Here the Saganian atheist would have no fear of the police, and so the only reason that he might resist the allure of this opportunity is if it had to do with animal pity, i.e., that he would feel sorry for the victim enough to withstand the temptation to cheat; or if he might have so much money that he wouldn't want any more. If we assume that the victim would never know that he is being cheated (which is the clear implication here)* and if we could conclude that the victim would not suffer as a result, namely that he had enough to get by without the benefit of what the cheat was taking (which would negate the role of animal pitty), then we see that it would be impossible (irrational) for the cheat not to have acted as Kant has described.
* It is easy to imagine situations like this. Perhaps you and a friend have purchased lottery tickets and he has left his in his desk drawer. You get the results while alone and discover that he has won, but then by switching tickets you are able to collect the full reward, and without him knowing that he has been cheated. See lottery cheat. And another one.
Now according to the Kantian system, such cheating would be an impossibility (conceptually speaking). Since the moral act is no longer simply a moral act, but rather is one aspect of a larger purpose, i.e., the Highest Good, and where personal, albeit future, happiness is already included with that moral act (or rather with the moral disposition leading to that act), the Kantian theist (again conceptually speaking) would have no reason for duplicity.*
* This conception may be helpful in this regard: if an atheist gives up some immediate happiness in order to comply with the moral law, that happiness is given up forever; while if a theist gives up a like happiness for that same reason, he does not give it up forever, but only for now. Happiness lost for the atheist is only happiness delayed for the theist.

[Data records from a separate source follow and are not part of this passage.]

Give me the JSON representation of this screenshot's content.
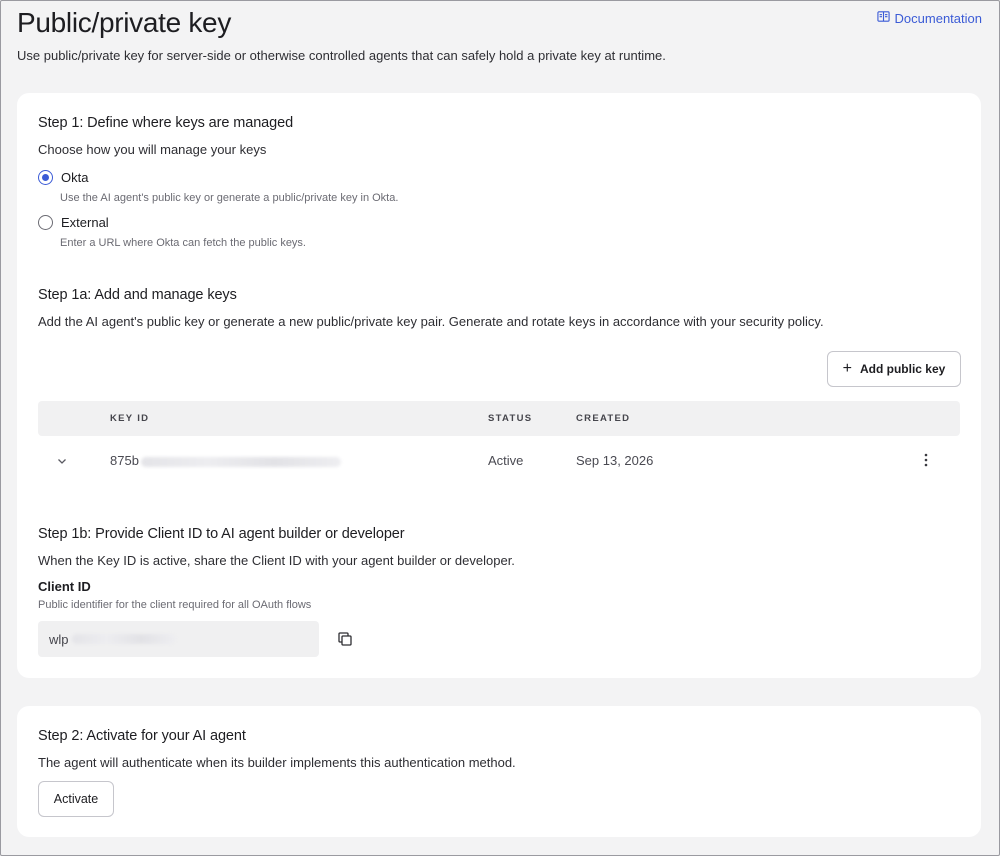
{
  "header": {
    "title": "Public/private key",
    "subtitle": "Use public/private key for server-side or otherwise controlled agents that can safely hold a private key at runtime.",
    "doc_link": "Documentation"
  },
  "step1": {
    "title": "Step 1: Define where keys are managed",
    "desc": "Choose how you will manage your keys",
    "options": [
      {
        "label": "Okta",
        "hint": "Use the AI agent's public key or generate a public/private key in Okta.",
        "checked": true
      },
      {
        "label": "External",
        "hint": "Enter a URL where Okta can fetch the public keys.",
        "checked": false
      }
    ]
  },
  "step1a": {
    "title": "Step 1a: Add and manage keys",
    "desc": "Add the AI agent's public key or generate a new public/private key pair. Generate and rotate keys in accordance with your security policy.",
    "add_button": "Add public key",
    "columns": [
      "KEY ID",
      "STATUS",
      "CREATED"
    ],
    "rows": [
      {
        "key_id": "875b",
        "status": "Active",
        "created": "Sep 13, 2026"
      }
    ]
  },
  "step1b": {
    "title": "Step 1b: Provide Client ID to AI agent builder or developer",
    "desc": "When the Key ID is active, share the Client ID with your agent builder or developer.",
    "field_label": "Client ID",
    "field_hint": "Public identifier for the client required for all OAuth flows",
    "client_id_prefix": "wlp"
  },
  "step2": {
    "title": "Step 2: Activate for your AI agent",
    "desc": "The agent will authenticate when its builder implements this authentication method.",
    "activate_button": "Activate"
  },
  "icons": {
    "doc": "book-icon",
    "add": "plus-icon",
    "expand": "chevron-down-icon",
    "menu": "kebab-menu-icon",
    "copy": "copy-icon"
  },
  "colors": {
    "accent": "#3b5bd6",
    "card": "#ffffff",
    "background": "#f3f3f4"
  }
}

Animal pity and the police are insufficient for producing moral-like conduct (thinking here universally and thus also of the private, secret morality), while the moral law and God are sufficient to account for moral conduct. Sagan may be able to account for a public moral* world (of the police and media), but not a private one; while Kant can account for both. The practical aspects of this have to do with the trustworthiness of an atheist versus that of a theist when making and keeping promises, e.g., regarding such things as a contract or a marriage or keeping a confidence.
* Perhaps it would be better here to speak of "a public legal world" rather than "moral".

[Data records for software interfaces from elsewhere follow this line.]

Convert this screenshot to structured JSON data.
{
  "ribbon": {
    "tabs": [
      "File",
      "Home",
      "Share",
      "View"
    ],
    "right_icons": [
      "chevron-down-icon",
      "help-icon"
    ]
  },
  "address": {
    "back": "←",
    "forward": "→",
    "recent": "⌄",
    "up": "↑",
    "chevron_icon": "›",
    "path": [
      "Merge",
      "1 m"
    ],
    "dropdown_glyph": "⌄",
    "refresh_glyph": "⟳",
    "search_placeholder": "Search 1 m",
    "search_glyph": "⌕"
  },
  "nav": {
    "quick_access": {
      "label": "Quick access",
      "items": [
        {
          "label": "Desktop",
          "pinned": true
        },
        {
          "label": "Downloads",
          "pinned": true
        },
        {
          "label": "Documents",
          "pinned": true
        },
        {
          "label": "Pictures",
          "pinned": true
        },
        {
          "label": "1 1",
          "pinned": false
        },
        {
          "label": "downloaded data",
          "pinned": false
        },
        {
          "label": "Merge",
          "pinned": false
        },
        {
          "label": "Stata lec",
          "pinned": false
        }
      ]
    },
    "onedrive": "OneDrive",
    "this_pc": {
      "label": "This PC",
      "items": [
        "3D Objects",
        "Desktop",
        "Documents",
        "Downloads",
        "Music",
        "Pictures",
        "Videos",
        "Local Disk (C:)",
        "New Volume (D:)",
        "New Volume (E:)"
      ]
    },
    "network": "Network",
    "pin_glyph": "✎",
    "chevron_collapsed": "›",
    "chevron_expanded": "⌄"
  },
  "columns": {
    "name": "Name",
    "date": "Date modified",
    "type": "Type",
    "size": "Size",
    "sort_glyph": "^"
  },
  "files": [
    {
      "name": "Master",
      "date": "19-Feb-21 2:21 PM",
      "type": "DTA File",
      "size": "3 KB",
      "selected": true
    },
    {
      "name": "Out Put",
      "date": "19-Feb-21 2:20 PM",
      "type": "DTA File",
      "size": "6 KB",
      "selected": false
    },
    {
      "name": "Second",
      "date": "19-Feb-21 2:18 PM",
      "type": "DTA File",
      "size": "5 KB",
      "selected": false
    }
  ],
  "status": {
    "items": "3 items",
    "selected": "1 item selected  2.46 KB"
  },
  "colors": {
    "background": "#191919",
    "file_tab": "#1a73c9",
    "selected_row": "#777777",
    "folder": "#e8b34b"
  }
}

Returning to Sagan's original assertion concerning Kant, we can now say that we know how to be moral by virtue of the moral law (which we ourselves fashion by means of pure practical reasoning and without any help or knowledge of God), and that we know why to be moral, namely by virtue of God (along with immortality) being a condition of the Highest Good which "rationalizes" the moral law by unifying it with personal happiness and in that way provides it with objective meaning and purpose. Otherwise and rationally speaking, the moral law would be a silly vanity. As Kant puts it:
" . . . since, therefore, the moral precept is simultaneously my maxim [a practical and personal rule of conduct] (as also reason commands that it be), I will invariably believe in the existence of God and a future life, and am confident that nothing is able to shake this belief, because otherwise my core moral principles themselves would topple, which I cannot renounce without being worthy of abhorrence in my own eyes."*
* The Critique of Pure Reason, Canon, 3rd Section, paragraph 16.4, on or near page 678.
For more on this theme see also:
1. Multiverse for a consideration of the official "faith" of the scientist and how it seems to be very similar to the Christian's faith in God as Creator with respect to credibility and reasonableness and evidence.
3. A concise presentation of Kant's thinking regarding knowledge and practice. And finally
4. A sketch for an imagined Lecture at an Atheist Youth Camp which also includes consideration of some other atheists, e.g., Buddhists and Spinoza.